(40th SW side of the 4755 Fauntleroy project, from the “packet” from last week’s Design Review meeting)
As reported – and extensively discussed – here on Tuesday, Mayor McGinn has put up a potential roadblock in the permit-seeking path of the 4755 Fauntleroy Way project, by telling SDOT to not recommend approval of the “alley vacation” the plan requires. While continuing to update that story Tuesday afternoon and evening, we sought comment from the development team, Lennar Homes (responsible for the residential component) and Weingarten Realty (handling the commercial component, anchored by a Whole Foods Market). Here’s the statement we received late today:
Thank you for the opportunity to respond to Mayor McGinn’s comments about our mixed-use re-development, located at 4755 Fauntleroy Way SW.
Less than two years ago, the City Council adopted, and Mayor McGinn signed, an ordinance creating the West Seattle Triangle Plan. The Plan calls for the vacation of the alley in this block and the creation of a new mid-block connector – goals this project has fully embraced.
Mayor McGinn’s comments are surprising given the Mayor’s past support of developments that add housing and retail along transit lines and bike lanes. In fact, our re-development is designed with alternate modes of transportation in mind.
The statement continues after the jump:
We orientate the project’s most prominent architectural feature with the West Seattle’s RapidRide bus stop, three transit lines run in front of the project on Fauntleroy and we are voluntarily widening Fauntleroy Way SW to add a bicycle lane.
The re-development furthers the Mayor’s sustainability and public safety goals, creating safe, walkable streets by adding wide sidewalks and creating a new ‘green street’ with public plazas and community open spaces.
This project is consistent with City process. Seattle has a very thorough process for deciding if a project has created adequate “public benefit” to vacate a site’s public alleyway. This process respects the inputs and recommendations from City Boards and Commissions and the public.

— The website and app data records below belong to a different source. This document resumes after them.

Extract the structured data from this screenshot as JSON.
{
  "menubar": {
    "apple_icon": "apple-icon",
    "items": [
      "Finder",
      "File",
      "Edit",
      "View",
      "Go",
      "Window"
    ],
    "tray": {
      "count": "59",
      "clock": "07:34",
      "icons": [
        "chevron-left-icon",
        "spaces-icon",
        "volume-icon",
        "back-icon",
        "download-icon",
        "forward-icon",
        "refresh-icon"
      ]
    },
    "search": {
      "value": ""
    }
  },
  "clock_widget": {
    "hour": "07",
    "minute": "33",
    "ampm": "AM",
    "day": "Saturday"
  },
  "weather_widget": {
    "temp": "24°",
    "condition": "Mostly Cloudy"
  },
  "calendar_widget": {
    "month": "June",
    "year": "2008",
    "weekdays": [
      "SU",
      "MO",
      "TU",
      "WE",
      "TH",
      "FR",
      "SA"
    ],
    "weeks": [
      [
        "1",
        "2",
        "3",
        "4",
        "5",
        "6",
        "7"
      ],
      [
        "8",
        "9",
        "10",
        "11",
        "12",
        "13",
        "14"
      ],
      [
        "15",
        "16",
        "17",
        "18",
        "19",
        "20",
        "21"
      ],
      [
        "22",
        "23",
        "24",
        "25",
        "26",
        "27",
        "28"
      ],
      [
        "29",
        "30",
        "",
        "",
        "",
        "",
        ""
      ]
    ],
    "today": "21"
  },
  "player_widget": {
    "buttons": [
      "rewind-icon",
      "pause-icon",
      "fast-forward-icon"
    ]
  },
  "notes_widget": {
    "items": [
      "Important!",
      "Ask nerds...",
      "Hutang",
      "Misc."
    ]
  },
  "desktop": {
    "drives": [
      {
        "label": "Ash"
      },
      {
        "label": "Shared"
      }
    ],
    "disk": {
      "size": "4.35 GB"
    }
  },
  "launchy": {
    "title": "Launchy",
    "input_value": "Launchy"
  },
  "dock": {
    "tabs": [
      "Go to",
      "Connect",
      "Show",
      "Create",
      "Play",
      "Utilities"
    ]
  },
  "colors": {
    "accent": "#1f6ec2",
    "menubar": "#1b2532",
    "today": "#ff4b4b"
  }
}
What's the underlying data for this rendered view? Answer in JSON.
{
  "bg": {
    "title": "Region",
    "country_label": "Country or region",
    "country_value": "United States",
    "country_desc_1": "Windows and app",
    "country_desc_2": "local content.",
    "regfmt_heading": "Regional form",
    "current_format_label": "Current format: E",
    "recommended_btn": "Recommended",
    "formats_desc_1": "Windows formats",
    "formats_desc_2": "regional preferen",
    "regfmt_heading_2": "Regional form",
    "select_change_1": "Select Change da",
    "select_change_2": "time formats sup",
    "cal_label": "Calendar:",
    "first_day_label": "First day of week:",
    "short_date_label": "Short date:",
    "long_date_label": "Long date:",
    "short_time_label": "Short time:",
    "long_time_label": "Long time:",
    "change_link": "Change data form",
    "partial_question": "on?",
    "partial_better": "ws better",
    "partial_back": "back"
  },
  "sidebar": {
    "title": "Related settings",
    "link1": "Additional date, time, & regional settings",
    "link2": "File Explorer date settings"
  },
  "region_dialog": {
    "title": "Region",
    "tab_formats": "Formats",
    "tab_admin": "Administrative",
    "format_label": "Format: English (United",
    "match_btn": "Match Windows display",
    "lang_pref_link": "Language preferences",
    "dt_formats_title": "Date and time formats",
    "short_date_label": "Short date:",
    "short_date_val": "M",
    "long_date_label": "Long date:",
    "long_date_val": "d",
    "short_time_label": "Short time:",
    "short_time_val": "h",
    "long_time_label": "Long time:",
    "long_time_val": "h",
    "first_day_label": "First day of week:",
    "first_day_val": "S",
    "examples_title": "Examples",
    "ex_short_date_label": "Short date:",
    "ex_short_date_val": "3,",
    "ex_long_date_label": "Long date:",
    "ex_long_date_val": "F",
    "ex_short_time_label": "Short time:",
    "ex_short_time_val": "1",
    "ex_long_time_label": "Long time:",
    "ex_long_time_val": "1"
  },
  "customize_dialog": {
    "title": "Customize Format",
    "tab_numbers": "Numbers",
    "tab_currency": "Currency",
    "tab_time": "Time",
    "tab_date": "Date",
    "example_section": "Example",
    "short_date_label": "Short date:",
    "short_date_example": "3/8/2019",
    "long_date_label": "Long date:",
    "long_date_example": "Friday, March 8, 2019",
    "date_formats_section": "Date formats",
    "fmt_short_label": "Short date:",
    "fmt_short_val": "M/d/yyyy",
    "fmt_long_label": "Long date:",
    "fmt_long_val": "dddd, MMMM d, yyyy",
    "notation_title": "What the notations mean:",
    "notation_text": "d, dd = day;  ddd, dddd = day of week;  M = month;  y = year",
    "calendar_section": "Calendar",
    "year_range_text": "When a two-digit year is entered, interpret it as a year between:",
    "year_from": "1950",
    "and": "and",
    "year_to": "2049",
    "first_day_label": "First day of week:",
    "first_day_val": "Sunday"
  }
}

The proposal to vacate an on-site alley went through exhaustive vetting by DPD, SDOT, the Design Commission and the West Seattle Design Review Board. Under the City’s established process, the Design Commission unanimously recommended approval of the alley vacation and, just last week, the West Seattle Design Review Board also recommended approval of the project. Strong public support in favor of the re-development was seen at all meetings.
A public benefit package valued at more than $2M is the result for the West Seattle community and includes the following:
• Activation of a city-designated Green Street on 40th Ave. SW
• Creation of 5,000+ s.f. of public plazas and open space on site
• Widening 40th Ave. SW on the north end of the block
• Creation of 6-10’ wide bands of landscaping around the project
• Addition of a 5’ wide bike lane on Fauntleroy
• Curation and installation of public art
• Funding for design of a new city park on 40th Ave SW
The parameters for our project, including its size, footprint and scale, were guided by the vision set forth in the community’s West Seattle Triangle Plan and are strongly supported by the community. This was the Plan approved by the community and the Council, and signed by Mayor McGinn.
We look forward to continued dialogue with the City and our neighbors in West Seattle as the project moves forward.
The regional president of Whole Foods issued a statement yesterday, and it can be seen at the end of our original Tuesday report. The full 12-item “public benefit” list that was presented to the Design Commission is in the packet from the June meeting at which they recommended approval – you can see it on page 40 here. The next step for the project is for the official SDOT report to be written and for the project to go to the City Council’s Transportation Committee, which in turn will make a recommendation to the council. If the council approved the “alley vacation,” the city and developers would then start talking about selling the alley; if not, the development could not proceed as planned, but would have the option of going back and redesigning without the “vacation.”
The property for the project was sold to the developers by multiple property owners late last year for a total of more than $18 million.